RAW DATA section start
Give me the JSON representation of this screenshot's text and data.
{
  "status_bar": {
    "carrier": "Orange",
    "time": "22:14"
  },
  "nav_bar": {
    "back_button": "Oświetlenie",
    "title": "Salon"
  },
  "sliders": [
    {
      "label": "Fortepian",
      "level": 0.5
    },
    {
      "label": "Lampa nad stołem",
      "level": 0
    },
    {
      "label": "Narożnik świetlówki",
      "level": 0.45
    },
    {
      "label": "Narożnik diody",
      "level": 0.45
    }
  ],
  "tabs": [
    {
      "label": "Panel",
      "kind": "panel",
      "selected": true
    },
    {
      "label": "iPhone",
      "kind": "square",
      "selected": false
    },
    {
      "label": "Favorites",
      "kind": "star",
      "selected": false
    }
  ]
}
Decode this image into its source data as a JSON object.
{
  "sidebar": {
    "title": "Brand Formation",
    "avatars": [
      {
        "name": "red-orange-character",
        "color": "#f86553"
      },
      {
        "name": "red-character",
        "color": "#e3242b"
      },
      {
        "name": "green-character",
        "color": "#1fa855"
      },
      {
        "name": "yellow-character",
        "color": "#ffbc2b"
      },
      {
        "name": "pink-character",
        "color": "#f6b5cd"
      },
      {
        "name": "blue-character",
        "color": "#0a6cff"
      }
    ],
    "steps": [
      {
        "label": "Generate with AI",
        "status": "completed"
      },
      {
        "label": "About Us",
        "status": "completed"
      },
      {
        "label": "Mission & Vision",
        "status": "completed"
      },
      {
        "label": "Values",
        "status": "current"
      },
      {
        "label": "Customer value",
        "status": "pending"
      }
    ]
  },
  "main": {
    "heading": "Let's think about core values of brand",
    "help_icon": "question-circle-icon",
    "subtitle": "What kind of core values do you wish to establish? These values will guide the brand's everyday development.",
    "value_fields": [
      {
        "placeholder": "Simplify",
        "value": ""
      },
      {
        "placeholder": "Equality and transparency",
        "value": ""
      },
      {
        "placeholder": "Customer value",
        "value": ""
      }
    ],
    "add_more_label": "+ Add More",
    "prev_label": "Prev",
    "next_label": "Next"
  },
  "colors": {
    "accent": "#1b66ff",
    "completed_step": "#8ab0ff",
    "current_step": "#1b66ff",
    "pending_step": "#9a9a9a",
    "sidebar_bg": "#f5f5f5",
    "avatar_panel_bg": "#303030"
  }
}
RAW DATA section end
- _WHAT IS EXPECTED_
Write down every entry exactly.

- _RESULT_
Give me the JSON representation of this screenshot's text and data.
{
  "status_bar": {
    "carrier": "Orange",
    "time": "22:14"
  },
  "nav_bar": {
    "back_button": "Oświetlenie",
    "title": "Salon"
  },
  "sliders": [
    {
      "label": "Fortepian",
      "level": 0.5
    },
    {
      "label": "Lampa nad stołem",
      "level": 0
    },
    {
      "label": "Narożnik świetlówki",
      "level": 0.45
    },
    {
      "label": "Narożnik diody",
      "level": 0.45
    }
  ],
  "tabs": [
    {
      "label": "Panel",
      "kind": "panel",
      "selected": true
    },
    {
      "label": "iPhone",
      "kind": "square",
      "selected": false
    },
    {
      "label": "Favorites",
      "kind": "star",
      "selected": false
    }
  ]
}
Decode this image into its source data as a JSON object.
{
  "sidebar": {
    "title": "Brand Formation",
    "avatars": [
      {
        "name": "red-orange-character",
        "color": "#f86553"
      },
      {
        "name": "red-character",
        "color": "#e3242b"
      },
      {
        "name": "green-character",
        "color": "#1fa855"
      },
      {
        "name": "yellow-character",
        "color": "#ffbc2b"
      },
      {
        "name": "pink-character",
        "color": "#f6b5cd"
      },
      {
        "name": "blue-character",
        "color": "#0a6cff"
      }
    ],
    "steps": [
      {
        "label": "Generate with AI",
        "status": "completed"
      },
      {
        "label": "About Us",
        "status": "completed"
      },
      {
        "label": "Mission & Vision",
        "status": "completed"
      },
      {
        "label": "Values",
        "status": "current"
      },
      {
        "label": "Customer value",
        "status": "pending"
      }
    ]
  },
  "main": {
    "heading": "Let's think about core values of brand",
    "help_icon": "question-circle-icon",
    "subtitle": "What kind of core values do you wish to establish? These values will guide the brand's everyday development.",
    "value_fields": [
      {
        "placeholder": "Simplify",
        "value": ""
      },
      {
        "placeholder": "Equality and transparency",
        "value": ""
      },
      {
        "placeholder": "Customer value",
        "value": ""
      }
    ],
    "add_more_label": "+ Add More",
    "prev_label": "Prev",
    "next_label": "Next"
  },
  "colors": {
    "accent": "#1b66ff",
    "completed_step": "#8ab0ff",
    "current_step": "#1b66ff",
    "pending_step": "#9a9a9a",
    "sidebar_bg": "#f5f5f5",
    "avatar_panel_bg": "#303030"
  }
}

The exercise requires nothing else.